**Work order**
Please show all lines of the records that include "class".

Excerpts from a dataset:
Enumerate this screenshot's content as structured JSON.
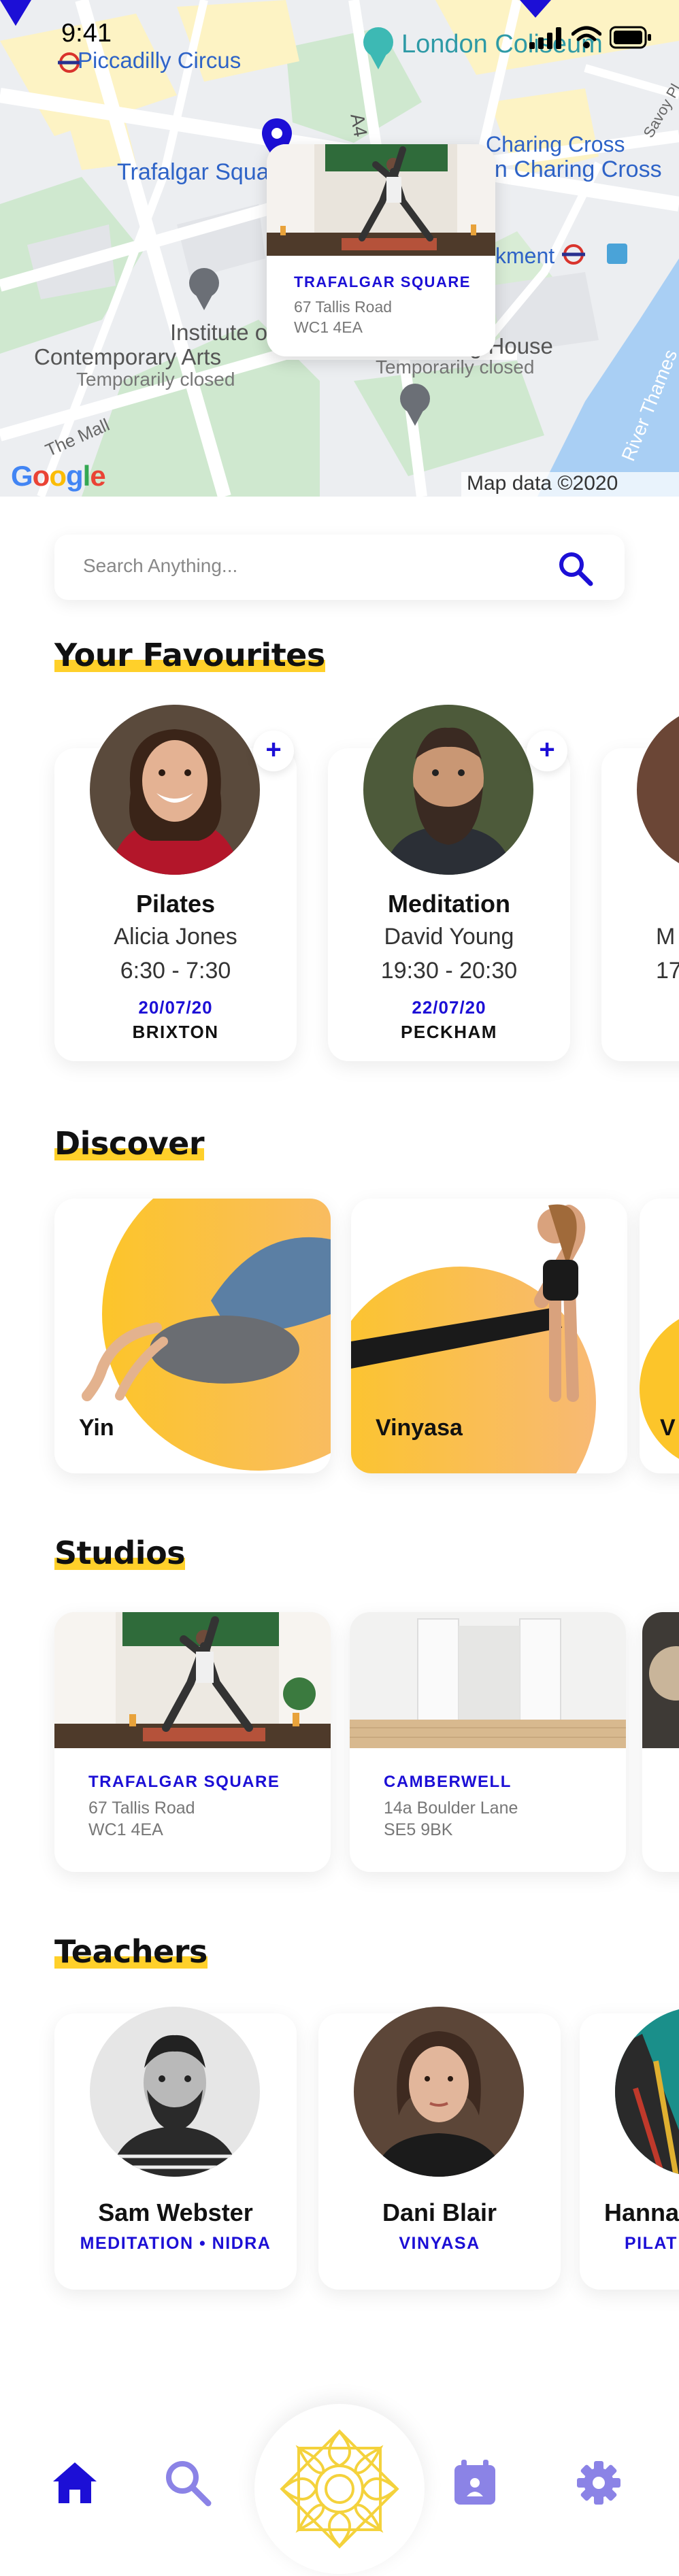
{
  "status_bar": {
    "time": "9:41"
  },
  "map": {
    "labels": {
      "piccadilly": "Piccadilly Circus",
      "london_coliseum": "London Coliseum",
      "trafalgar": "Trafalgar Square",
      "charing_cross": "Charing Cross",
      "charing_cross_2": "on Charing Cross",
      "embankment": "kment",
      "ica_1": "Institute of",
      "ica_2": "Contemporary Arts",
      "ica_3": "Temporarily closed",
      "house": "g House",
      "house_closed": "Temporarily closed",
      "the_mall": "The Mall",
      "savoy": "Savoy Pl",
      "thames": "River Thames",
      "a4": "A4"
    },
    "google": "Google",
    "credit": "Map data ©2020 Google",
    "popup": {
      "name": "TRAFALGAR SQUARE",
      "address_line1": "67 Tallis Road",
      "address_line2": "WC1 4EA"
    }
  },
  "search": {
    "placeholder": "Search Anything..."
  },
  "sections": {
    "favourites": "Your Favourites",
    "discover": "Discover",
    "studios": "Studios",
    "teachers": "Teachers"
  },
  "favourites": [
    {
      "class": "Pilates",
      "teacher": "Alicia Jones",
      "time": "6:30 - 7:30",
      "date": "20/07/20",
      "location": "BRIXTON",
      "add": "+"
    },
    {
      "class": "Meditation",
      "teacher": "David Young",
      "time": "19:30 - 20:30",
      "date": "22/07/20",
      "location": "PECKHAM",
      "add": "+"
    },
    {
      "class": "",
      "teacher": "M",
      "time": "17",
      "date": "",
      "location": "",
      "add": ""
    }
  ],
  "discover": [
    {
      "label": "Yin"
    },
    {
      "label": "Vinyasa"
    },
    {
      "label": "V"
    }
  ],
  "studios": [
    {
      "name": "TRAFALGAR SQUARE",
      "address_line1": "67 Tallis Road",
      "address_line2": "WC1 4EA"
    },
    {
      "name": "CAMBERWELL",
      "address_line1": "14a Boulder Lane",
      "address_line2": "SE5 9BK"
    }
  ],
  "teachers": [
    {
      "name": "Sam Webster",
      "tags": "MEDITATION • NIDRA"
    },
    {
      "name": "Dani Blair",
      "tags": "VINYASA"
    },
    {
      "name": "Hanna",
      "tags": "PILAT"
    }
  ],
  "bottom_nav": {
    "items": [
      {
        "icon": "home-icon",
        "active": true
      },
      {
        "icon": "search-icon",
        "active": false
      },
      {
        "icon": "mandala-logo",
        "active": false
      },
      {
        "icon": "calendar-icon",
        "active": false
      },
      {
        "icon": "gear-icon",
        "active": false
      }
    ]
  },
  "colors": {
    "accent_blue": "#1c0fd6",
    "highlight_yellow": "#ffd02a",
    "nav_inactive": "#8b83e6",
    "logo_gold": "#f4d23c"
  }
}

**Final answer**
      "class": "Pilates",
      "class": "Meditation",
      "class": "",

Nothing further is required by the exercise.